I was twelve when I saw the photo
The photo was of my maternal grand-mother, Mamie. She was sitting at a dinner table, laughing out loud, her head thrown back a little. The meal is over, napkins careless on the table. The laughing woman adds joie de vivre. My mother looked at it for a moment and said, “Mamie gave wonderful dinners. She was the heart and soul of the party.”
My grandmother as a party animal was totally unexpected. I’ve described Mamie recently in my memoir as a thrifty, tall and vitreous stick of a woman.
I was not a favoured grandchild
Mamie seemed never pleased to see me and I steered clear of her. So I saw an opportunity.
“Mamie’s in the garden; I’ll show her, the photo,” I said.
“NO, no. Don’t do that, you will upset her.”
Mum tried to explain. The past was a place adults didn't like to visit for the present
didn't measure up.

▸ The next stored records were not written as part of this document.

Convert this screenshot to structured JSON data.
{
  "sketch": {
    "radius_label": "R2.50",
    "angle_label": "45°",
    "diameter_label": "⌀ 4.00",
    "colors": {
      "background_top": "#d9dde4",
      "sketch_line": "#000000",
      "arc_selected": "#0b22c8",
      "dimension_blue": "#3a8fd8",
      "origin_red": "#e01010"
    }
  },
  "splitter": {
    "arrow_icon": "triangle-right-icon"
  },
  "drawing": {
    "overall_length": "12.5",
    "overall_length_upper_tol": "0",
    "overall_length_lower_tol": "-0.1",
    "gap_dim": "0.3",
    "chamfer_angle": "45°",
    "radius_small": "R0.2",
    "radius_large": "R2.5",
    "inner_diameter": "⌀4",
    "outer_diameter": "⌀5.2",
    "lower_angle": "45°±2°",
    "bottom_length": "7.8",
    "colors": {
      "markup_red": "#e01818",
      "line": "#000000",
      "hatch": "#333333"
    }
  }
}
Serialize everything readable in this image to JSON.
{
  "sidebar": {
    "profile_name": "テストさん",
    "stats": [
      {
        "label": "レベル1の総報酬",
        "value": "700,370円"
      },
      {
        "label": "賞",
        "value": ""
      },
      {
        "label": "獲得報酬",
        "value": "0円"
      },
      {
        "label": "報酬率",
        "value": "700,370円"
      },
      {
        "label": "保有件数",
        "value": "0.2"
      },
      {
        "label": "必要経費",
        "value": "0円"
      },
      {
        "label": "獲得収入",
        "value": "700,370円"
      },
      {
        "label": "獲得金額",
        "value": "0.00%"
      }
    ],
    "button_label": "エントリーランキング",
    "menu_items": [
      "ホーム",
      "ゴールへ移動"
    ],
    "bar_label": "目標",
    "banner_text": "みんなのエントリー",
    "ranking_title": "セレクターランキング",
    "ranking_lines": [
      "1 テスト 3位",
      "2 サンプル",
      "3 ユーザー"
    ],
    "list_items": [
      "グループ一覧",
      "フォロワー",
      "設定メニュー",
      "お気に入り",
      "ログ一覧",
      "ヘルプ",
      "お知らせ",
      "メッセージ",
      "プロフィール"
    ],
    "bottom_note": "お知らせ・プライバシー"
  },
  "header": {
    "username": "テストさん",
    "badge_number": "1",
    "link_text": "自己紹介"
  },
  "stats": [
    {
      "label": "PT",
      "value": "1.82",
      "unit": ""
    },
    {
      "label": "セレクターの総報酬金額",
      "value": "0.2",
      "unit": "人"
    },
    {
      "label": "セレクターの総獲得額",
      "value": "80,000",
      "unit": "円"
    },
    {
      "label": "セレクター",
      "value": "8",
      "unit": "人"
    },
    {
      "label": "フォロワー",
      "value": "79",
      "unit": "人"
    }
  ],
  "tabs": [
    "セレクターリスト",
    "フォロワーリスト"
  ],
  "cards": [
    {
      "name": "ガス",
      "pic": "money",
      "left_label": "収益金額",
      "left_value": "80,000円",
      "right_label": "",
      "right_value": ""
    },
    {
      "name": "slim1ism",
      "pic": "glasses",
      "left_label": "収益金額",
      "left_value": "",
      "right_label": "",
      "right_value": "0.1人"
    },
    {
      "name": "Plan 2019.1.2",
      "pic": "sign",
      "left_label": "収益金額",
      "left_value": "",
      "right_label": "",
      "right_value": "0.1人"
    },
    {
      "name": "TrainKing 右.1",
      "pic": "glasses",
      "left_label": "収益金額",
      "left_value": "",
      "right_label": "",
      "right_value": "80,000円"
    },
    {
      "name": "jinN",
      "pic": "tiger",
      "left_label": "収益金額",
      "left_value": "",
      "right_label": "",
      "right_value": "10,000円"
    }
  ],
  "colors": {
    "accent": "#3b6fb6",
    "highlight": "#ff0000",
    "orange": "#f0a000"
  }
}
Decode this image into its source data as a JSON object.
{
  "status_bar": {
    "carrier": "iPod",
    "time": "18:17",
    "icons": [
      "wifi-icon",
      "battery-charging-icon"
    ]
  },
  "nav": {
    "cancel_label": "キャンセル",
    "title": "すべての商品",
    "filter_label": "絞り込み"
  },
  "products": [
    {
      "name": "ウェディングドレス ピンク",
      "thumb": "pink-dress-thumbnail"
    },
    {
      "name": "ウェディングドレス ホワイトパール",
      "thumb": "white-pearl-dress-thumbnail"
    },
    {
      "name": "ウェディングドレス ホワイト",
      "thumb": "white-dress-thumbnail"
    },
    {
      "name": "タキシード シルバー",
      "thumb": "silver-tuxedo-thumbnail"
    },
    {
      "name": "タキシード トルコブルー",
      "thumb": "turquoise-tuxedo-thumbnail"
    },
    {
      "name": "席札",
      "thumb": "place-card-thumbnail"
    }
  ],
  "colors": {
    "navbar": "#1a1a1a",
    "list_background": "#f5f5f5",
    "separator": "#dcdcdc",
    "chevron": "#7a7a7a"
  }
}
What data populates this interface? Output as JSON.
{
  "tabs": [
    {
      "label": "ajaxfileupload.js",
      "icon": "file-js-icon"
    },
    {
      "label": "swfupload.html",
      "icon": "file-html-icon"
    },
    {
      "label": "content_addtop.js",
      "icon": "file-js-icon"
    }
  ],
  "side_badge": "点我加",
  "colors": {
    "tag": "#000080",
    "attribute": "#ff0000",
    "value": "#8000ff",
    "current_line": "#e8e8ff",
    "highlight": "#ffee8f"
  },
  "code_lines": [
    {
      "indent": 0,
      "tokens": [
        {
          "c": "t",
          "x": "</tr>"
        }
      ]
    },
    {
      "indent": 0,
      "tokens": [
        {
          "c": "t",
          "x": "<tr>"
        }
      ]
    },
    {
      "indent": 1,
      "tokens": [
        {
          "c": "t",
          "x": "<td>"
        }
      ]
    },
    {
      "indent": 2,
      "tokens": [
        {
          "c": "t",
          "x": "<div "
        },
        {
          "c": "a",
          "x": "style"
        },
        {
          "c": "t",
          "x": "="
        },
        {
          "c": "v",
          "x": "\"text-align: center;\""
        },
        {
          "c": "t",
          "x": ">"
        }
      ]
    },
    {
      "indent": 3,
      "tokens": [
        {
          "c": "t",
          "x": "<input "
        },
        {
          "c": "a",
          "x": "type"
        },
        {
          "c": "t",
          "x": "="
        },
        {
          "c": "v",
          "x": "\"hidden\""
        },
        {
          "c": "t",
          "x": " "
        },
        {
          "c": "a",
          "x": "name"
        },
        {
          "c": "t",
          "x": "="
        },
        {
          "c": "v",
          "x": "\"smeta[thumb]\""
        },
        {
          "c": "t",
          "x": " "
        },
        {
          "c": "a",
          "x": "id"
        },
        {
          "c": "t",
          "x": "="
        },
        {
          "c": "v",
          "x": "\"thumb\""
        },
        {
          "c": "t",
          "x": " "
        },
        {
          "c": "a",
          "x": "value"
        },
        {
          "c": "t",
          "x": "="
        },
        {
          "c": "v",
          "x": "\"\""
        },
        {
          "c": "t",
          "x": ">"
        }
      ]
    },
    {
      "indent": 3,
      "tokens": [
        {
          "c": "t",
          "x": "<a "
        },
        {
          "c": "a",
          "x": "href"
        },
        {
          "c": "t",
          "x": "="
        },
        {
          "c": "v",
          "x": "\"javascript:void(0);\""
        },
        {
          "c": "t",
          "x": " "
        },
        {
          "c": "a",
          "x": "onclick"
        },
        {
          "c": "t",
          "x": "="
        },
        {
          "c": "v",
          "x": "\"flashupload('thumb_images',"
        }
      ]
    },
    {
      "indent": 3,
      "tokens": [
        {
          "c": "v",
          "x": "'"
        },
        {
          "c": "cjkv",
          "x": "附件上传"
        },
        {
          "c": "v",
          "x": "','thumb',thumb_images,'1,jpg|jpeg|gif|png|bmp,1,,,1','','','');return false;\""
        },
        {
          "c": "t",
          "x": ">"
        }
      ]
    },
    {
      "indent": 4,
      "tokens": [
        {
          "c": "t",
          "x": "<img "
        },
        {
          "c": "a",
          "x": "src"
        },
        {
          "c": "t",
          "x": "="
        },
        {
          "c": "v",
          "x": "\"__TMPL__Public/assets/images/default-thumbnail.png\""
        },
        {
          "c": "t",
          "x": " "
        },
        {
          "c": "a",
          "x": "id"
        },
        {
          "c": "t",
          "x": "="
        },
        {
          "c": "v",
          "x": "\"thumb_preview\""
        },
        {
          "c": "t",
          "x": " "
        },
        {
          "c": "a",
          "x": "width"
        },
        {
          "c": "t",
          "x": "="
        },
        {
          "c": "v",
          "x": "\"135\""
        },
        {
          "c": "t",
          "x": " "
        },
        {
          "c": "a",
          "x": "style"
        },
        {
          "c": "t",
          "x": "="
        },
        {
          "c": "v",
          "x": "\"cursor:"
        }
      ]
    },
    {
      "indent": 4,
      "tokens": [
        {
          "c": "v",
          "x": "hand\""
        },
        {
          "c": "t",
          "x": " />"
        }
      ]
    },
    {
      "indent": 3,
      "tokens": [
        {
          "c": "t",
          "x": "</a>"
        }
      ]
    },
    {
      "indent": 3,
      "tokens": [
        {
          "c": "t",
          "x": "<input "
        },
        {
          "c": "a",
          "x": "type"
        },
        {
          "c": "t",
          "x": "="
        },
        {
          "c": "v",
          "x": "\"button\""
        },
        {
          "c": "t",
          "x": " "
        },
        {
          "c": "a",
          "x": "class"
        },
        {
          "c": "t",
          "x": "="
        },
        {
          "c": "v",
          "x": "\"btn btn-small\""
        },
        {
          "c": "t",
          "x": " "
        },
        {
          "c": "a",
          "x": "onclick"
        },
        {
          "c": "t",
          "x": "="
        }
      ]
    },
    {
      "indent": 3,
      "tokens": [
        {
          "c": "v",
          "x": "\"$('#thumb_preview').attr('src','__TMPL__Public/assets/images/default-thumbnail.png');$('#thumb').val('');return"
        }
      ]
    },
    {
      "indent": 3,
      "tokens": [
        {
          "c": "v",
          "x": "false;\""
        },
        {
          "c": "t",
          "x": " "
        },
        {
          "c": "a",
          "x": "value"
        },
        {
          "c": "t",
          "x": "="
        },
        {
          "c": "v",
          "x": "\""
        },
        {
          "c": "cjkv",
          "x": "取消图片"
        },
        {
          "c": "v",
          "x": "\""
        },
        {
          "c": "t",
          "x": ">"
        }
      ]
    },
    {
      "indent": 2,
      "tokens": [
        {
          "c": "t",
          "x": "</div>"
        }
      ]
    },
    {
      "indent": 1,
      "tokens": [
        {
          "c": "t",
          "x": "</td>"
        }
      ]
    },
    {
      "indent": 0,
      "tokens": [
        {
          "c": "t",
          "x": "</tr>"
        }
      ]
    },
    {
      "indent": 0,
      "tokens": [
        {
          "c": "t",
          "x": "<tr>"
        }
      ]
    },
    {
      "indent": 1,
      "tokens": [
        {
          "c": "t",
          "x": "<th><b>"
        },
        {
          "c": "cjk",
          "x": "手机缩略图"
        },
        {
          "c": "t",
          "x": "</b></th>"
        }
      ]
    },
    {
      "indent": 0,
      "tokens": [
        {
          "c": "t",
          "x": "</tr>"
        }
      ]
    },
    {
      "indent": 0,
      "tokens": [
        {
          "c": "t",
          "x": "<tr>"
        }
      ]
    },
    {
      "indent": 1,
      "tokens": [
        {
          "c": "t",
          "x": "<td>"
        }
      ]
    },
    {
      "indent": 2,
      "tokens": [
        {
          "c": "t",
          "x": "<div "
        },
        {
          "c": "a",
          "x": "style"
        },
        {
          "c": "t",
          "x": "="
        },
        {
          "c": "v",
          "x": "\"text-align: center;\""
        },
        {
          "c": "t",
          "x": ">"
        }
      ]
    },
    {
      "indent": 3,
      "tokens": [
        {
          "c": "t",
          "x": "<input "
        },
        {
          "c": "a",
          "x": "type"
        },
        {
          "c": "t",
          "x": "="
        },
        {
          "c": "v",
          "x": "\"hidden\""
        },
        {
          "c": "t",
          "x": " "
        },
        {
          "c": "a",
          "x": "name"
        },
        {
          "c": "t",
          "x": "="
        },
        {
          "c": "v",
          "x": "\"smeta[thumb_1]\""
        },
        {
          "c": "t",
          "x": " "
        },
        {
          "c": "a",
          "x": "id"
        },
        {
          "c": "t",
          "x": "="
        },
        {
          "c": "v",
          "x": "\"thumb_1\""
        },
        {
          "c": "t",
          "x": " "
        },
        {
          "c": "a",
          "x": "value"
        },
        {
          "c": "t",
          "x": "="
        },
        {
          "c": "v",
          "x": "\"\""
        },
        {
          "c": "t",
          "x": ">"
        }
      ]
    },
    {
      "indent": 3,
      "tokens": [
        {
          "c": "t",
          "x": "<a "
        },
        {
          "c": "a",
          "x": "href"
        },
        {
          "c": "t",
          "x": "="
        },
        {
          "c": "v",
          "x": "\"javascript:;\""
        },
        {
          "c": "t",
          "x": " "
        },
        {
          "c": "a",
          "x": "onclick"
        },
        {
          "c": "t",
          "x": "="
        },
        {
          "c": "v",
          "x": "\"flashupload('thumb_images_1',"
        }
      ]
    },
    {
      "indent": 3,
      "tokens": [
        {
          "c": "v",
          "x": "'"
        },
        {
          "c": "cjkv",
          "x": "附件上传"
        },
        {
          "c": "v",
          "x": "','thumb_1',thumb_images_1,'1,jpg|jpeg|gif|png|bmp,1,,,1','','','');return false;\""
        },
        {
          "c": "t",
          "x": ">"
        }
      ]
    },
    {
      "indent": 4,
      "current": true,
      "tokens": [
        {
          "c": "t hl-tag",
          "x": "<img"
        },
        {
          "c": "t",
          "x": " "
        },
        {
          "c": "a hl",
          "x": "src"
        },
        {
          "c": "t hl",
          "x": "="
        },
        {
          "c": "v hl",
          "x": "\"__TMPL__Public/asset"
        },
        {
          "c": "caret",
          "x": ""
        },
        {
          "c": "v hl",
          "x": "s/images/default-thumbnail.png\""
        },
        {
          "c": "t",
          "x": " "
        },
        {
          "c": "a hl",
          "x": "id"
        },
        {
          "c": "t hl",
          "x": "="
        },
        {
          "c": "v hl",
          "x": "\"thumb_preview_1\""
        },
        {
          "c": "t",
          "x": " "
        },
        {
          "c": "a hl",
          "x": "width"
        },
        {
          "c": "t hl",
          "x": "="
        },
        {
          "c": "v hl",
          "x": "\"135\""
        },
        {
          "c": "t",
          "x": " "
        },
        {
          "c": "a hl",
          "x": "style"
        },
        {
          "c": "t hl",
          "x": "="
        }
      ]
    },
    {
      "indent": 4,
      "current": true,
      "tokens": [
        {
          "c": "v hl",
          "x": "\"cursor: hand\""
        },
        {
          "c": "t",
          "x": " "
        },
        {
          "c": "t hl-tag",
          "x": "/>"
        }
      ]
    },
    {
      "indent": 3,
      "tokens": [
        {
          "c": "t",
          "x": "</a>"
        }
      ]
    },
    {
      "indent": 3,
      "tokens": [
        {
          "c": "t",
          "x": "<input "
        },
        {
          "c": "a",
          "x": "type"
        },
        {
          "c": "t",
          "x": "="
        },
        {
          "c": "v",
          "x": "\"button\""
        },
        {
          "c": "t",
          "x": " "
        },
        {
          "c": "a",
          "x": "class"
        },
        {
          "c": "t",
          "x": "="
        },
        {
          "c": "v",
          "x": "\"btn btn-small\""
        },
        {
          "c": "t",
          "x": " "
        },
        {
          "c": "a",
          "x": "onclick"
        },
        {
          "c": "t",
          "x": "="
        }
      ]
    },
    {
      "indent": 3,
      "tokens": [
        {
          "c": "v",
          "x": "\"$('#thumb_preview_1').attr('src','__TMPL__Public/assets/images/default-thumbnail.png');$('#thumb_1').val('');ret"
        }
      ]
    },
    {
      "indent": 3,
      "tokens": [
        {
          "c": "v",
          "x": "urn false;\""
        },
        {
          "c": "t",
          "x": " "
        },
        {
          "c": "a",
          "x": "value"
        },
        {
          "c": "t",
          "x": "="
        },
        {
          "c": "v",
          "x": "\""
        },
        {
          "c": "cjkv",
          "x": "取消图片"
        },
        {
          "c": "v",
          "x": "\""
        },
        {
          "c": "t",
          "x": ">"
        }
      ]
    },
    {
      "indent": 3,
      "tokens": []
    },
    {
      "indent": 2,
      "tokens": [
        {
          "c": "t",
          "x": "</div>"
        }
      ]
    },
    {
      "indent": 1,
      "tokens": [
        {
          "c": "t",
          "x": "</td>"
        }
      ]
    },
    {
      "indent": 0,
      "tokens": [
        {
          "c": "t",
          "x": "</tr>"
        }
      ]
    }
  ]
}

Years later when I was twenty-one and just about to leave for Hong Kong, Mum uncharacteristically snapped at me for endlessly crooning the hit song Those Were the Days.
Russian folksong goes down well in Russia
Days after that exchange with Mum, I was rolling across the starry steppes of Siberia, singing the song with great gusto to Russians on the Trans-Siberian Railway. They loved it because they were drunk as Tsars and because it was originally a Russian folk-song.
Recently, and now in my sixties, when I started
to write memoir
I thought of my mother, my grandmother, that photo and that song. Revisiting the mopey, self-indulgent lyrics of Those Were the Days, I have to wonder what were we thinking! But I also thought about messages that the past was a place to visit with trepidation.
Bullshit, my friends
Like life itself, the past is what we make it. How we imagine the future is seldom objective, how we remember the past isn't either. With hindsight we can use perspective and examine life and celebrate our success, for survival is success; warts and all! My generation has even earned the right to sing that silly song, unlike Mary Hopkin when she first sang aged eighteen!